One in three Canadians have no dental coverage, with COVID making it even worse

COVID-19 cases are once again dropping across the West Kootenay. Illustration: BC Centre for Disease Control
Ten new cases of COVID-19 in Nelson area

Numbers are steadily dropping across the West Kootenay

Dep. Fire Chiefs Rich Piché (left) and Stephane Dionne said they were disappointed that only one person showed up at the George Evans fire hall’s recruitment drive Tuesday evening, May. 11. Photo: Laurie Tritschler
Grand Forks Fire/Rescue says rural fire hall at risk of closing

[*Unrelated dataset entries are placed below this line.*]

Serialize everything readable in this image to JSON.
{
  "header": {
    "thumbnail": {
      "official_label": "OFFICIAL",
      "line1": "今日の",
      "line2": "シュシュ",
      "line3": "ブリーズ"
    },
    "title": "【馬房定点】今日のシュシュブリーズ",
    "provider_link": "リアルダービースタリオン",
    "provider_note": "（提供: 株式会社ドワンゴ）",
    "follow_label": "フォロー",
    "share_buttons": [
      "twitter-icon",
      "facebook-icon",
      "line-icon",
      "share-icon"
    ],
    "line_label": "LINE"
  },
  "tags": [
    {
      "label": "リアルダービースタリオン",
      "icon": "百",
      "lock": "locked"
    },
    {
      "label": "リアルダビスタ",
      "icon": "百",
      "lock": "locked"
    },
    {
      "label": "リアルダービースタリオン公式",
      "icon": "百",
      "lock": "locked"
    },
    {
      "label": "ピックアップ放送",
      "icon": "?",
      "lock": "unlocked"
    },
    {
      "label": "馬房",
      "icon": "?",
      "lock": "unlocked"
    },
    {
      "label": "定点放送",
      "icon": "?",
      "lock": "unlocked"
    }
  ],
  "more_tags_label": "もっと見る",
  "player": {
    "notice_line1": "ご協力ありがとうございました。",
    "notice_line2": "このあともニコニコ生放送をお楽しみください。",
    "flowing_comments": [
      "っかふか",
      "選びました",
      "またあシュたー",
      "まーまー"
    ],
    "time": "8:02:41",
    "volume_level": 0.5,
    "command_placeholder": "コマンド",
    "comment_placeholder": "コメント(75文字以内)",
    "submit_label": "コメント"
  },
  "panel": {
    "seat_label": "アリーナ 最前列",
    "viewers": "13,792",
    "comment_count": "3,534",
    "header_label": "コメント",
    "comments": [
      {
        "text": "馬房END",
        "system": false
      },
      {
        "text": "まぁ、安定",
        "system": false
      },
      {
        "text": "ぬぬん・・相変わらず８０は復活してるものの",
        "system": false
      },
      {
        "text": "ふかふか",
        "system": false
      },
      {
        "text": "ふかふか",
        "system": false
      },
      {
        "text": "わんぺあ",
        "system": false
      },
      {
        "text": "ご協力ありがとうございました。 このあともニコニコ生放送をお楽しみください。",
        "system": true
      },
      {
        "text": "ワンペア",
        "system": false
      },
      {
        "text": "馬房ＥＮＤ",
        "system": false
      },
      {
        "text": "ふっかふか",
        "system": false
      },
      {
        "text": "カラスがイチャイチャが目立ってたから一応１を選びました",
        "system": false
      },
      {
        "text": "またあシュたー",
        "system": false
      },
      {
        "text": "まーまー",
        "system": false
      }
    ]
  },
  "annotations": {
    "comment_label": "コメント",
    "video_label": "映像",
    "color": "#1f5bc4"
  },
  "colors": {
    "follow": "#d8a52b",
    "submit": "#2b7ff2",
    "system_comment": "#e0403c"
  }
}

Home insurance could spike across North Fork if George Evans fire hall loses fire protection status

Conservation Service Officer Kyle Bueckert holds a gold eagle that was revived from acute rodent poisoning Monday, May 12. Photo: Submitted
Grand Forks residents, Conservation Service Officer save poisoned eagle

CSO Kyle Bueckert released the eagle into the wild Thursday, May 13

The bodies of Carlo and Erick Fryer were discovered by a local couple walking on a remote forest road in Naramata on May 10. (Submitted)
Kamloops brothers identified as pair found dead near Penticton

The bodies of Carlo and Erick Fryer were discovered by a local couple walking

Municipal governments around B.C. have emergency authority to conduct meetings online, use mail voting and spend reserve funds on operation expenses. (Penticton Western News)
Online council meetings, mail-in voting option to be extended in B.C.

Proposed law makes municipal COVID-19 exceptions permanent

A nurse prepares a dose of the COVID-19 vaccine in Kelowna on Tuesday, March 16. (Phil McLachlan/Black Press)
British Columbians aged 20+ can book for vaccine Saturday, those 18+ on Sunday

‘We are also actively working to to incorporate the ages 12 to 17 into our immunization program’

The AstraZeneca-Oxford University vaccine. (AP/Eranga Jayawardena)
2nd person in B.C. diagnosed with rare blood clotting after AstraZeneca vaccine

The man, in his 40s, is currently receiving care at a hospital in the Fraser Health region

Brian Peach rescues ducklings from a storm drain in Smithers May 12. (Lauren L’Orsa video screen shot)
VIDEO: Smithers neighbours rescue ducklings from storm drain

Momma and babies made it safely back to the creek that runs behind Turner Way

Signage for ICBC, the Insurance Corporation of British Columbia, is shown in Victoria, B.C., on February 6, 2018. THE CANADIAN PRESS/Chad Hipolito
$150 refunds issued to eligible customers following ICBC’s switch to ‘enhanced care’

Savings amassed from the insurance policy change will lead to one-time rebates for close to 4 million customers

The Libby Dam on the Kootenai River in Montana. The dam created the Koocanusa Reservoir, which straddles the B.C./Montana border. (photo courtesy Wikipedia)
Outflow at Libby Dam to be increased

Volume increase to aid migration and spawning conditions for endangered white sturgeon in the Kootenai River

Police investigate a fatal 2011 shooting in a strip mall across from Central City Shopping Centre, which was deemed a gang hit. The Mayor’s Gang Task Force zeroed in on ways to reduce gang involvement and activity. (File photo)
COVID-19 could be a cause in public nature of B.C. gang violence: expert

Martin Bouchard says the pandemic has changed people’s routines and they aren’t getting out of their homes often, which could play a role in the brazen nature of shootings

Most Read